The outbreak of H1N1 in India in the opening months of the year had a huge socio-economic impact with the expenditure incurred by patients on their treatment being 17 to 62 times of India's monthly per capita income, according to a study.
New Delhi: The outbreak of H1N1 in India in the opening months of the year had a huge socio-economic impact with the expenditure incurred by patients on their treatment being 17 to 62 times of India's monthly per capita income, according to a study.
The study was carried out on 209 hospitalised swine flu patients from January 1 to March 31, 2015.
The H1N1 influenza outbreak caused various problems with huge financial burden on individuals as well as insurance providers, the study found.

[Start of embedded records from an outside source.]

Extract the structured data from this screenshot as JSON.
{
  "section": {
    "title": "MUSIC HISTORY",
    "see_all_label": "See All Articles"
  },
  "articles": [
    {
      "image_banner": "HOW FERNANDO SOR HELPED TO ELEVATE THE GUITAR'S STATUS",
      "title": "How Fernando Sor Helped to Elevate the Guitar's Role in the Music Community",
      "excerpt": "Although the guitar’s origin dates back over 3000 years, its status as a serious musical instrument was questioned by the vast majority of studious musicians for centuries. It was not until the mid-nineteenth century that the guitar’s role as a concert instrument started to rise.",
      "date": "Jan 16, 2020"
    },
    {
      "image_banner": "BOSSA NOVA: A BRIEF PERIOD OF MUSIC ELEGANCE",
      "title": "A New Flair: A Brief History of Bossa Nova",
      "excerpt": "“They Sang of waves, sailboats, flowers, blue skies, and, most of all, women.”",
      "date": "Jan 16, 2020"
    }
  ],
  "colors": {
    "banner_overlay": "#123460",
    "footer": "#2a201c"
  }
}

"The recent outbreak of H1N1 affected healthy adults besides patients with high risk factors thus causing panic among large sections of the population. It led to substantial health burden and had huge implications ranging from closure of schools to low productivity," said the study carried out by Sir Ganga Ram Hospital (SGRH).
The expenditure incurred by patients on their treatment was 17 to 62 times of India's monthly per capita income, the study said.
"Our study found that minimum expenditure for admitted patients of H1N1 patient was Rs 10,004 and maximum was Rs 19,85,428. Mean expenditure in isolation ward was Rs 1,25,429, single isolated room was Rs 1,62,320 and in ICU it was Rs 4,57,447. The expenditure increased with increase in age. Hospital expenses in specially created Isolation Ward was much lower than Isolated Single Rooms," Dr Atul Gogia said.
The doctors said that this is the first report to give fair information on the economic impact of H1N1 influenza.
However, the actual economic burden of H1N1 could be much higher as the study could not take into account absenteeism from work or school and decrease in production and tourism.
Dr Atul Kakar, author of the study and senior consultant at SGRH said preventive measures with vaccination before the start of epidemic would help drastically reduce the cost of hospitalisation and socio-economic burden on the patient.
According to Dr Atul Gogia, co-author of the study and consultant, "All patients included in the study were confirmed cases of H1N1 diagnosed by RT-PCR and were in the category needing hospitalisation. Total hospital expenditure data was collected after discharge and duration of hospital stay and onset of illness till presentation to the hospital."
Out of 209 patients studied, 54.3 per cent were more than 40 years of age and 46 per cent were women. A total of 52.9 per cent patients had one or more co-existing medical conditions.
Hypertension was found in 23 per cent and diabetes in 22.5 per cent patients of H1N1.
The study was carried out by Dr Atul Kakar, Dr Atul Gogia, Dr Pratyush Kumar and Dr Anurag Sachan from Department of Medicine at SGRH and has been accepted for publication in the Journal for Current Medicine Research and Practise.